# Exercise directions:
Give only the number of lines in the following entries where "checked" appears.

Extracted data entries
####################

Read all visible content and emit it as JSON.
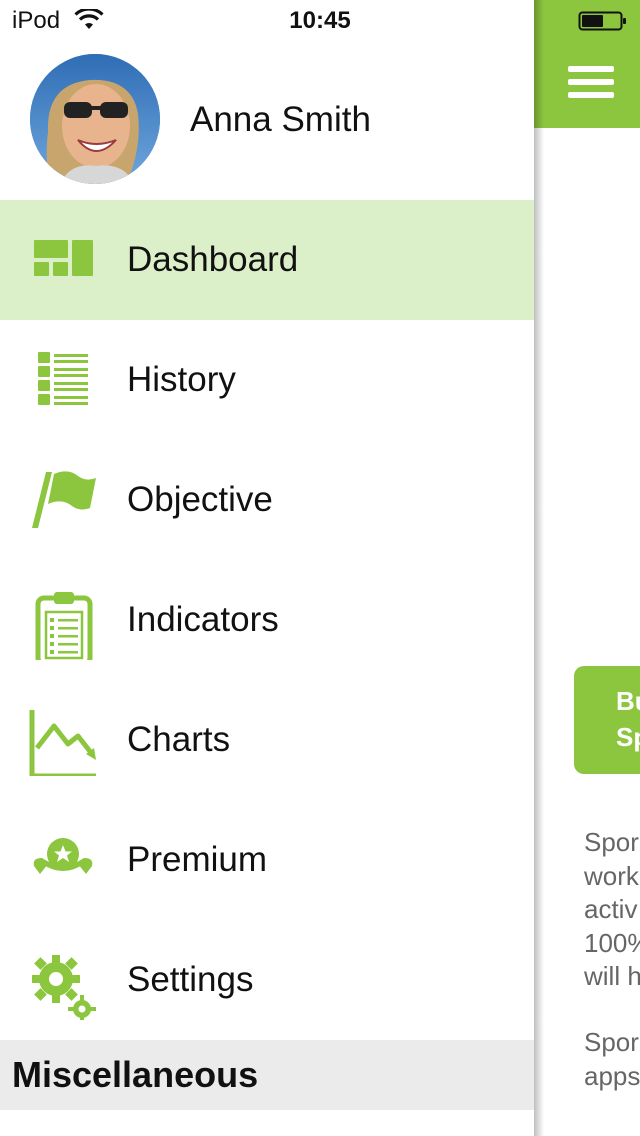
{
  "status_bar": {
    "carrier": "iPod",
    "time": "10:45"
  },
  "profile": {
    "name": "Anna Smith"
  },
  "menu": {
    "items": [
      {
        "label": "Dashboard",
        "icon": "dashboard-icon",
        "active": true
      },
      {
        "label": "History",
        "icon": "list-icon",
        "active": false
      },
      {
        "label": "Objective",
        "icon": "flag-icon",
        "active": false
      },
      {
        "label": "Indicators",
        "icon": "clipboard-icon",
        "active": false
      },
      {
        "label": "Charts",
        "icon": "chart-icon",
        "active": false
      },
      {
        "label": "Premium",
        "icon": "ribbon-badge-icon",
        "active": false
      },
      {
        "label": "Settings",
        "icon": "gear-icon",
        "active": false
      }
    ],
    "section_title": "Miscellaneous"
  },
  "main": {
    "buy_button": {
      "line1": "Bu",
      "line2": "Sp"
    },
    "description_lines": [
      "Spor",
      "work",
      "activ",
      "100%",
      "will h"
    ],
    "description2_lines": [
      "Spor",
      "apps"
    ]
  },
  "colors": {
    "accent": "#8cc63f",
    "active_row": "#dbefc9",
    "section_bg": "#ebebeb"
  }
}
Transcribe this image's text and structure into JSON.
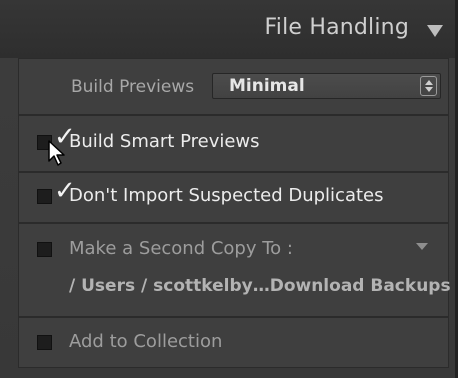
{
  "header": {
    "title": "File Handling",
    "collapse_icon": "triangle-down-icon"
  },
  "build_previews": {
    "label": "Build Previews",
    "value": "Minimal"
  },
  "options": {
    "smart_previews": {
      "label": "Build Smart Previews",
      "checked": true
    },
    "no_duplicates": {
      "label": "Don't Import Suspected Duplicates",
      "checked": true
    },
    "second_copy": {
      "label": "Make a Second Copy To :",
      "checked": false,
      "path": "/ Users / scottkelby…Download Backups"
    },
    "collection": {
      "label": "Add to Collection",
      "checked": false
    }
  },
  "colors": {
    "panel_bg": "#3d3d3d",
    "text_bright": "#ececec",
    "text_muted": "#9d9d9d"
  }
}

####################

# Answer:
4